    • Collaborators The FORTRESS Collaborative: David Naumann, Edward Sellon, Max Marsden, Tom Smith, Matthew Wordsworth, Phill Pearce, Tom König, William Charlton, Alastair Beaven, Kieran Campbell, Robert Staruch.

    • Contributors DNN and the members of the FORTRESS Collaborative designed the study. Data collection was undertaken by all authors. Data analysis was conducted by DNN and data interpretation was undertaken by all authors. The first draft of the manuscript was written by DNN, and critical appraisal and revisions were made by all authors. All authors have approved the final manuscript. DNN acts as a guarantor.

    • Funding The authors have not declared a specific grant for this research from any funding agency in the public, commercial or not-for-profit sectors.

    • Competing interests None declared.

    • Provenance and peer review Not commissioned; externally peer reviewed.

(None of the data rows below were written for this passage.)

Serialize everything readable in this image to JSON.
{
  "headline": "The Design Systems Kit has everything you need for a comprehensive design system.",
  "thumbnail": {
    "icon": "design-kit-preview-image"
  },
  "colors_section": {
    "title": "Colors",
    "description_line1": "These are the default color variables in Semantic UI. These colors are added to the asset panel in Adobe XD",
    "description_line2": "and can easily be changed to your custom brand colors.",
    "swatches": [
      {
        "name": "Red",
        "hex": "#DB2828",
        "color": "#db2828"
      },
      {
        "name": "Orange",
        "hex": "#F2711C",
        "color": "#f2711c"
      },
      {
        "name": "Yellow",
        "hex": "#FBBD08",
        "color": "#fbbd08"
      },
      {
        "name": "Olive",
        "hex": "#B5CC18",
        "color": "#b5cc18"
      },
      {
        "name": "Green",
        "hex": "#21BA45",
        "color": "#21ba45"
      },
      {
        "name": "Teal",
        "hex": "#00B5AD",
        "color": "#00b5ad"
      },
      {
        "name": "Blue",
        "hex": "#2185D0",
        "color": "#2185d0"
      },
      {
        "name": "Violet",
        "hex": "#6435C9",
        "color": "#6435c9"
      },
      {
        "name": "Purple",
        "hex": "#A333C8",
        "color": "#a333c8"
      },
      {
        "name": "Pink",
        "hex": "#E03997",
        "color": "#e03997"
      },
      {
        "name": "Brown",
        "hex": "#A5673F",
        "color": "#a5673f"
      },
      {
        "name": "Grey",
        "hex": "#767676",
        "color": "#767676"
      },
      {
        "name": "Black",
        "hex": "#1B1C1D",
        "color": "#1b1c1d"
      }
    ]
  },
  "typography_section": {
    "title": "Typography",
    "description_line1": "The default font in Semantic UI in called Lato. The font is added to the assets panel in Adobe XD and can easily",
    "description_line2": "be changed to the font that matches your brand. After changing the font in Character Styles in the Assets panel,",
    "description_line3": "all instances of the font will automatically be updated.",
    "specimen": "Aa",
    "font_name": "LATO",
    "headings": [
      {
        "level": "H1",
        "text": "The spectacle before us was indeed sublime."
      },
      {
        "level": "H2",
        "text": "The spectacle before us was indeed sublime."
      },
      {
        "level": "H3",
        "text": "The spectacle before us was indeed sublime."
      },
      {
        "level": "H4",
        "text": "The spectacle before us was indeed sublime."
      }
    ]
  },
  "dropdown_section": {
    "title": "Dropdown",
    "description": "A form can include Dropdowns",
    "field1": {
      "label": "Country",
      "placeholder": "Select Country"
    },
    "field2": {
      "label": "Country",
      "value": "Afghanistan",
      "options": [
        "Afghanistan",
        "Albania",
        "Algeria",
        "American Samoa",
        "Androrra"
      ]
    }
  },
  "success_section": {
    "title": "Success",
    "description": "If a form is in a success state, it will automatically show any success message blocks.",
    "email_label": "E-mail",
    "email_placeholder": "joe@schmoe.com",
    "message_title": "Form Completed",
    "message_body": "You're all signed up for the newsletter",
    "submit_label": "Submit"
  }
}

    • Supplemental material This content has been supplied by the author(s). It has not been vetted by BMJ Publishing Group Limited (BMJ) and may not have been peer-reviewed. Any opinions or recommendations discussed are solely those of the author(s) and are not endorsed by BMJ. BMJ disclaims all liability and responsibility arising from any reliance placed on the content. Where the content includes any translated material, BMJ does not warrant the accuracy and reliability of the translations (including but not limited to local regulations, clinical guidelines, terminology, drug names and drug dosages), and is not responsible for any error and/or omissions arising from translation and adaptation or otherwise.